DATA EXTRACTS: Begin

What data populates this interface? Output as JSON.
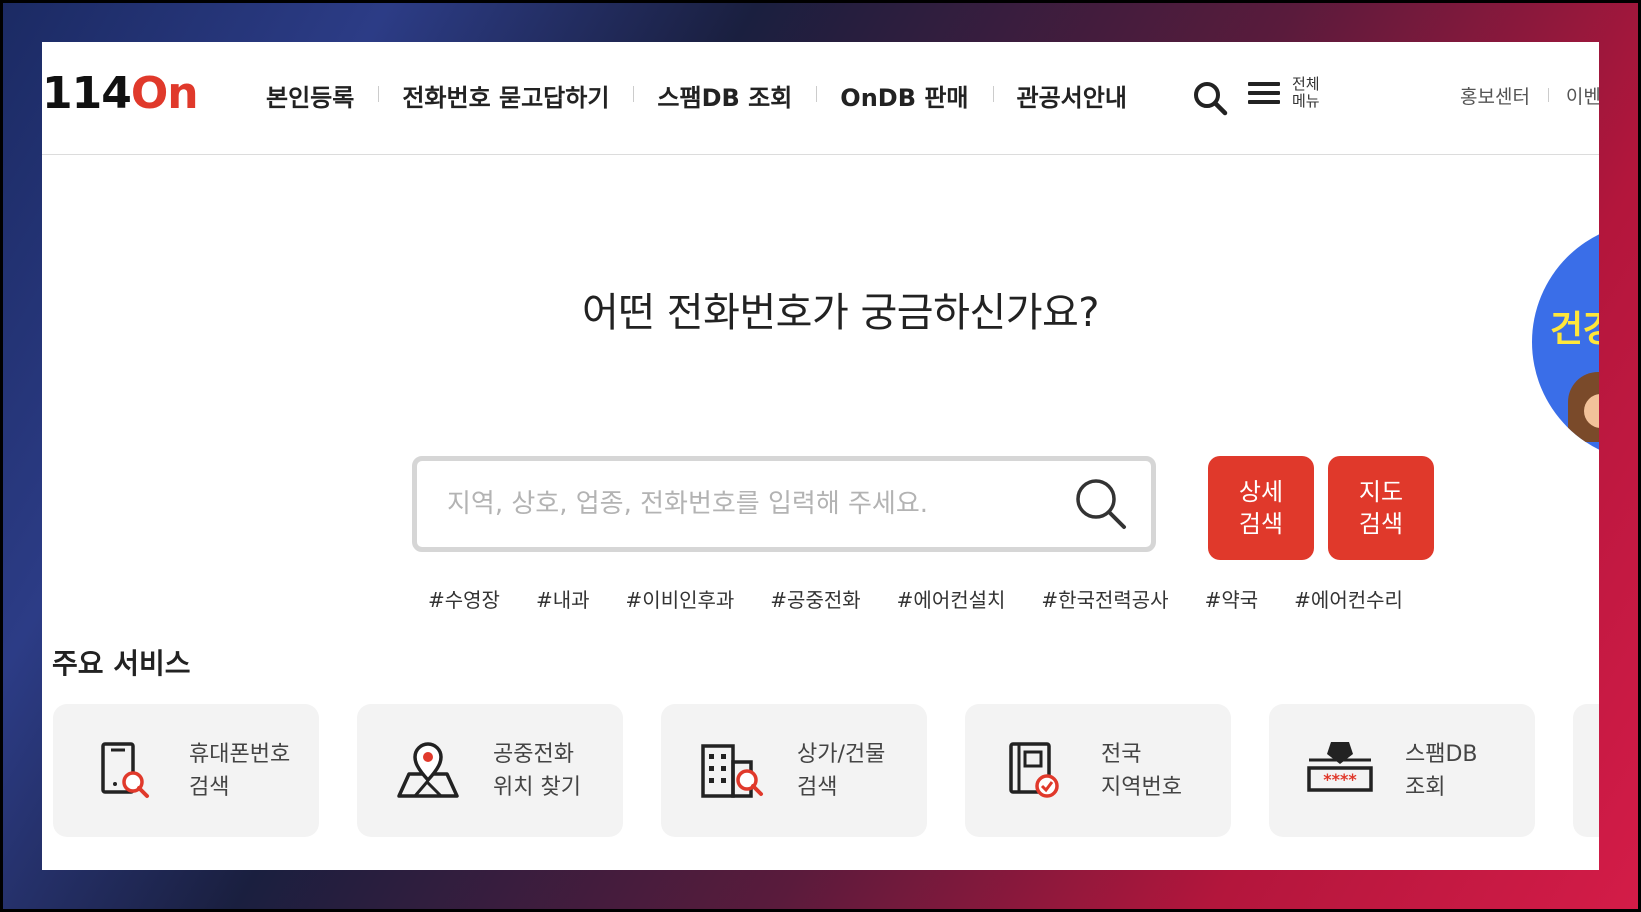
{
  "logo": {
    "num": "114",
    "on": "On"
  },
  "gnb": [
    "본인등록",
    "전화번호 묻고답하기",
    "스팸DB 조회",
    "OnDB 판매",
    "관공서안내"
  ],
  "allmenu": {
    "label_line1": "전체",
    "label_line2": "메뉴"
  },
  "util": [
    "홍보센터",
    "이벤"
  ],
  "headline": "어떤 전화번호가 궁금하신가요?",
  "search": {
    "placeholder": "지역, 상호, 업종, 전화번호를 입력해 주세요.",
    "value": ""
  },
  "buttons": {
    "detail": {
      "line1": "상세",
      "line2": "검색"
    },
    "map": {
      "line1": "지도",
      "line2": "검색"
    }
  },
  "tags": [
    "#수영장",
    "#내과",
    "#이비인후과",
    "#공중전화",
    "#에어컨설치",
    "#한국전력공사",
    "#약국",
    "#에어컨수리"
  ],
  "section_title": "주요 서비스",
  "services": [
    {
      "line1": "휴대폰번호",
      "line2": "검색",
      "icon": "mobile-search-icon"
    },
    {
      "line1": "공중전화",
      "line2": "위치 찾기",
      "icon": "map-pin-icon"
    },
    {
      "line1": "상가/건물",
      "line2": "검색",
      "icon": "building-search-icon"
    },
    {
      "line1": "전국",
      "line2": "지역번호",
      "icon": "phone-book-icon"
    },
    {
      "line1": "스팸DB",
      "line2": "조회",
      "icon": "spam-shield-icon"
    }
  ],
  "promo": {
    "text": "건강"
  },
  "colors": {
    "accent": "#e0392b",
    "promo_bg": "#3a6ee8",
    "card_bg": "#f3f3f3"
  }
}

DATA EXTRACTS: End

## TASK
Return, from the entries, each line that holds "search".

## RESULT FOR THIS EXERCISE
  "search": {
      "icon": "mobile-search-icon"
      "icon": "building-search-icon"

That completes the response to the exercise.